Copy out every record that follows, word for word.

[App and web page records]
┌──

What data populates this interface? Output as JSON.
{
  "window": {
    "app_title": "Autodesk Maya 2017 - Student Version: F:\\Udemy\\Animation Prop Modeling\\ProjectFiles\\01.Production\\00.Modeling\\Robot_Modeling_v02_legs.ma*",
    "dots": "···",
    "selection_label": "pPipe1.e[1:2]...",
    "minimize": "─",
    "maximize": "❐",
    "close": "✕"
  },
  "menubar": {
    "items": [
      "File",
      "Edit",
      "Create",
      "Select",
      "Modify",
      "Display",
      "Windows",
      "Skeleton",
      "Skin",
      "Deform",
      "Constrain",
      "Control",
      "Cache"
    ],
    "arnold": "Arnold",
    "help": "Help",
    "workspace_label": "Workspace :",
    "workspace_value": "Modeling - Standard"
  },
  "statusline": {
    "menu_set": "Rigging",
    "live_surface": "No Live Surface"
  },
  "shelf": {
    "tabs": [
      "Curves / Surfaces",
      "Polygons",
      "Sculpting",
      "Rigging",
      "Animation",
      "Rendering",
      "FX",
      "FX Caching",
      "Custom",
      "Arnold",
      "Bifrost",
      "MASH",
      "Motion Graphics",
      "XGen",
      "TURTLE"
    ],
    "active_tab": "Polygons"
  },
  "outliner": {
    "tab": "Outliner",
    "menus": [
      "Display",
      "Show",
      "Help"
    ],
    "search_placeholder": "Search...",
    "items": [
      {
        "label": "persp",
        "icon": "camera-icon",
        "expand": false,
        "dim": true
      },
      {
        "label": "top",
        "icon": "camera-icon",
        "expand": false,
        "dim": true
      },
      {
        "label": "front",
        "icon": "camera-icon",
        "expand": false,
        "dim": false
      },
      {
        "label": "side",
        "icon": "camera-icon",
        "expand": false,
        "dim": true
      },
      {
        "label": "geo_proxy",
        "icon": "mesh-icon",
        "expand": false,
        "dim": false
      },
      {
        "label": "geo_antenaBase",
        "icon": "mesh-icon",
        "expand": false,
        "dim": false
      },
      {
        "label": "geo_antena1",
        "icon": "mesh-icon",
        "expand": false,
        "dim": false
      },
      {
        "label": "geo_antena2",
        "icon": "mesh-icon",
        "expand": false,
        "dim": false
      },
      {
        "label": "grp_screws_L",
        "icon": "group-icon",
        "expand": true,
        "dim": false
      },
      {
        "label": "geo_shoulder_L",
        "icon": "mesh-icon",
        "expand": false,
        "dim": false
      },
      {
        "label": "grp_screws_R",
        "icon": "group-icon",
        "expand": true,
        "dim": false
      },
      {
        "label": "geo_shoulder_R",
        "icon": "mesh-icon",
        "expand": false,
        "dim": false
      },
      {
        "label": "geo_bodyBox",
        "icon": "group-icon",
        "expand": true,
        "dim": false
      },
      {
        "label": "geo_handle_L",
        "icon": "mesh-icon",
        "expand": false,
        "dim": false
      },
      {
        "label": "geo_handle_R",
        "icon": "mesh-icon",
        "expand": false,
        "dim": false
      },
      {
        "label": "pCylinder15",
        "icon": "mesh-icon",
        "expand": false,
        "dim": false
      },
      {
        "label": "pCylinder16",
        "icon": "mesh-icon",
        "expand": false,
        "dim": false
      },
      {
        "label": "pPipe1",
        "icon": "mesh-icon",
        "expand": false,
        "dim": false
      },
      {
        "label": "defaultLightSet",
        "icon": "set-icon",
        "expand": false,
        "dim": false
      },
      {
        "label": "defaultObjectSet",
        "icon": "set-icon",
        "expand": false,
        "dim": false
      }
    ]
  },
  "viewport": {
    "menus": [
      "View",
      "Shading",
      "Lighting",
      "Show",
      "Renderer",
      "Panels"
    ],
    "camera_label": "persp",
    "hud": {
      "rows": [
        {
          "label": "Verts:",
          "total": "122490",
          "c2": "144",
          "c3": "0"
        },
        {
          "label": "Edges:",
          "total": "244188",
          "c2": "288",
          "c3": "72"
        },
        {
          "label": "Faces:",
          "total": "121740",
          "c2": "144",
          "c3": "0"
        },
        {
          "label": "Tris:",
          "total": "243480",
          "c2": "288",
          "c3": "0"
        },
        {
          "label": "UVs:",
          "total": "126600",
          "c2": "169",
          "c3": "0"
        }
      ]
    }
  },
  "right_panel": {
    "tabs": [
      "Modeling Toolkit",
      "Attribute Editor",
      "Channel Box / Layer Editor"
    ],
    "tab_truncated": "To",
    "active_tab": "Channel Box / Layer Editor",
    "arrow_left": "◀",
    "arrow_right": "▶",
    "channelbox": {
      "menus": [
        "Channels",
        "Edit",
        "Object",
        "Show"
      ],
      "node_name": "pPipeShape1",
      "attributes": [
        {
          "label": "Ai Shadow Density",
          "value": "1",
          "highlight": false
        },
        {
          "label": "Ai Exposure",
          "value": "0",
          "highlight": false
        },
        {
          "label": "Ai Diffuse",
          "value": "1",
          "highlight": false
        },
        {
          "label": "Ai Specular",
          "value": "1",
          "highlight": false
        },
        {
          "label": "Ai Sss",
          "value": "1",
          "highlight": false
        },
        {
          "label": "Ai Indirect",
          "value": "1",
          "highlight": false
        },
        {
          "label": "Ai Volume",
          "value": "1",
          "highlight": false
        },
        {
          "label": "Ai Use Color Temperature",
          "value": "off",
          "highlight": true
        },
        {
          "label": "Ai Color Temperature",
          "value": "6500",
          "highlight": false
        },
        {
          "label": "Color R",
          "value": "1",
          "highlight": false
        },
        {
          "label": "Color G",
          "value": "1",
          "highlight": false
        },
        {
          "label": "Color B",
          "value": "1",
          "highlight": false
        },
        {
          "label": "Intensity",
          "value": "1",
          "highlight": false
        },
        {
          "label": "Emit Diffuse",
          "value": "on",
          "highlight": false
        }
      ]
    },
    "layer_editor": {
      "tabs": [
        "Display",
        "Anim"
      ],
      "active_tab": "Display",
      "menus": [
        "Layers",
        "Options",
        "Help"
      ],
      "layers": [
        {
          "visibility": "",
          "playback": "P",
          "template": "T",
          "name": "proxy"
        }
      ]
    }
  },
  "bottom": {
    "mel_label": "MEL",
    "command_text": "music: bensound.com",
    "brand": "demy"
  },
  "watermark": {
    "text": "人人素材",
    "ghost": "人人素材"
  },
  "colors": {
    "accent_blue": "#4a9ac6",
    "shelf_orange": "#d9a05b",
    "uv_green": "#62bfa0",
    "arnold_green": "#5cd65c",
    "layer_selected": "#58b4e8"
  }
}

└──

**Output of the exercise:**
What data populates this interface? Output as JSON.
{
  "window": {
    "app_title": "Autodesk Maya 2017 - Student Version: F:\\Udemy\\Animation Prop Modeling\\ProjectFiles\\01.Production\\00.Modeling\\Robot_Modeling_v02_legs.ma*",
    "dots": "···",
    "selection_label": "pPipe1.e[1:2]...",
    "minimize": "─",
    "maximize": "❐",
    "close": "✕"
  },
  "menubar": {
    "items": [
      "File",
      "Edit",
      "Create",
      "Select",
      "Modify",
      "Display",
      "Windows",
      "Skeleton",
      "Skin",
      "Deform",
      "Constrain",
      "Control",
      "Cache"
    ],
    "arnold": "Arnold",
    "help": "Help",
    "workspace_label": "Workspace :",
    "workspace_value": "Modeling - Standard"
  },
  "statusline": {
    "menu_set": "Rigging",
    "live_surface": "No Live Surface"
  },
  "shelf": {
    "tabs": [
      "Curves / Surfaces",
      "Polygons",
      "Sculpting",
      "Rigging",
      "Animation",
      "Rendering",
      "FX",
      "FX Caching",
      "Custom",
      "Arnold",
      "Bifrost",
      "MASH",
      "Motion Graphics",
      "XGen",
      "TURTLE"
    ],
    "active_tab": "Polygons"
  },
  "outliner": {
    "tab": "Outliner",
    "menus": [
      "Display",
      "Show",
      "Help"
    ],
    "search_placeholder": "Search...",
    "items": [
      {
        "label": "persp",
        "icon": "camera-icon",
        "expand": false,
        "dim": true
      },
      {
        "label": "top",
        "icon": "camera-icon",
        "expand": false,
        "dim": true
      },
      {
        "label": "front",
        "icon": "camera-icon",
        "expand": false,
        "dim": false
      },
      {
        "label": "side",
        "icon": "camera-icon",
        "expand": false,
        "dim": true
      },
      {
        "label": "geo_proxy",
        "icon": "mesh-icon",
        "expand": false,
        "dim": false
      },
      {
        "label": "geo_antenaBase",
        "icon": "mesh-icon",
        "expand": false,
        "dim": false
      },
      {
        "label": "geo_antena1",
        "icon": "mesh-icon",
        "expand": false,
        "dim": false
      },
      {
        "label": "geo_antena2",
        "icon": "mesh-icon",
        "expand": false,
        "dim": false
      },
      {
        "label": "grp_screws_L",
        "icon": "group-icon",
        "expand": true,
        "dim": false
      },
      {
        "label": "geo_shoulder_L",
        "icon": "mesh-icon",
        "expand": false,
        "dim": false
      },
      {
        "label": "grp_screws_R",
        "icon": "group-icon",
        "expand": true,
        "dim": false
      },
      {
        "label": "geo_shoulder_R",
        "icon": "mesh-icon",
        "expand": false,
        "dim": false
      },
      {
        "label": "geo_bodyBox",
        "icon": "group-icon",
        "expand": true,
        "dim": false
      },
      {
        "label": "geo_handle_L",
        "icon": "mesh-icon",
        "expand": false,
        "dim": false
      },
      {
        "label": "geo_handle_R",
        "icon": "mesh-icon",
        "expand": false,
        "dim": false
      },
      {
        "label": "pCylinder15",
        "icon": "mesh-icon",
        "expand": false,
        "dim": false
      },
      {
        "label": "pCylinder16",
        "icon": "mesh-icon",
        "expand": false,
        "dim": false
      },
      {
        "label": "pPipe1",
        "icon": "mesh-icon",
        "expand": false,
        "dim": false
      },
      {
        "label": "defaultLightSet",
        "icon": "set-icon",
        "expand": false,
        "dim": false
      },
      {
        "label": "defaultObjectSet",
        "icon": "set-icon",
        "expand": false,
        "dim": false
      }
    ]
  },
  "viewport": {
    "menus": [
      "View",
      "Shading",
      "Lighting",
      "Show",
      "Renderer",
      "Panels"
    ],
    "camera_label": "persp",
    "hud": {
      "rows": [
        {
          "label": "Verts:",
          "total": "122490",
          "c2": "144",
          "c3": "0"
        },
        {
          "label": "Edges:",
          "total": "244188",
          "c2": "288",
          "c3": "72"
        },
        {
          "label": "Faces:",
          "total": "121740",
          "c2": "144",
          "c3": "0"
        },
        {
          "label": "Tris:",
          "total": "243480",
          "c2": "288",
          "c3": "0"
        },
        {
          "label": "UVs:",
          "total": "126600",
          "c2": "169",
          "c3": "0"
        }
      ]
    }
  },
  "right_panel": {
    "tabs": [
      "Modeling Toolkit",
      "Attribute Editor",
      "Channel Box / Layer Editor"
    ],
    "tab_truncated": "To",
    "active_tab": "Channel Box / Layer Editor",
    "arrow_left": "◀",
    "arrow_right": "▶",
    "channelbox": {
      "menus": [
        "Channels",
        "Edit",
        "Object",
        "Show"
      ],
      "node_name": "pPipeShape1",
      "attributes": [
        {
          "label": "Ai Shadow Density",
          "value": "1",
          "highlight": false
        },
        {
          "label": "Ai Exposure",
          "value": "0",
          "highlight": false
        },
        {
          "label": "Ai Diffuse",
          "value": "1",
          "highlight": false
        },
        {
          "label": "Ai Specular",
          "value": "1",
          "highlight": false
        },
        {
          "label": "Ai Sss",
          "value": "1",
          "highlight": false
        },
        {
          "label": "Ai Indirect",
          "value": "1",
          "highlight": false
        },
        {
          "label": "Ai Volume",
          "value": "1",
          "highlight": false
        },
        {
          "label": "Ai Use Color Temperature",
          "value": "off",
          "highlight": true
        },
        {
          "label": "Ai Color Temperature",
          "value": "6500",
          "highlight": false
        },
        {
          "label": "Color R",
          "value": "1",
          "highlight": false
        },
        {
          "label": "Color G",
          "value": "1",
          "highlight": false
        },
        {
          "label": "Color B",
          "value": "1",
          "highlight": false
        },
        {
          "label": "Intensity",
          "value": "1",
          "highlight": false
        },
        {
          "label": "Emit Diffuse",
          "value": "on",
          "highlight": false
        }
      ]
    },
    "layer_editor": {
      "tabs": [
        "Display",
        "Anim"
      ],
      "active_tab": "Display",
      "menus": [
        "Layers",
        "Options",
        "Help"
      ],
      "layers": [
        {
          "visibility": "",
          "playback": "P",
          "template": "T",
          "name": "proxy"
        }
      ]
    }
  },
  "bottom": {
    "mel_label": "MEL",
    "command_text": "music: bensound.com",
    "brand": "demy"
  },
  "watermark": {
    "text": "人人素材",
    "ghost": "人人素材"
  },
  "colors": {
    "accent_blue": "#4a9ac6",
    "shelf_orange": "#d9a05b",
    "uv_green": "#62bfa0",
    "arnold_green": "#5cd65c",
    "layer_selected": "#58b4e8"
  }
}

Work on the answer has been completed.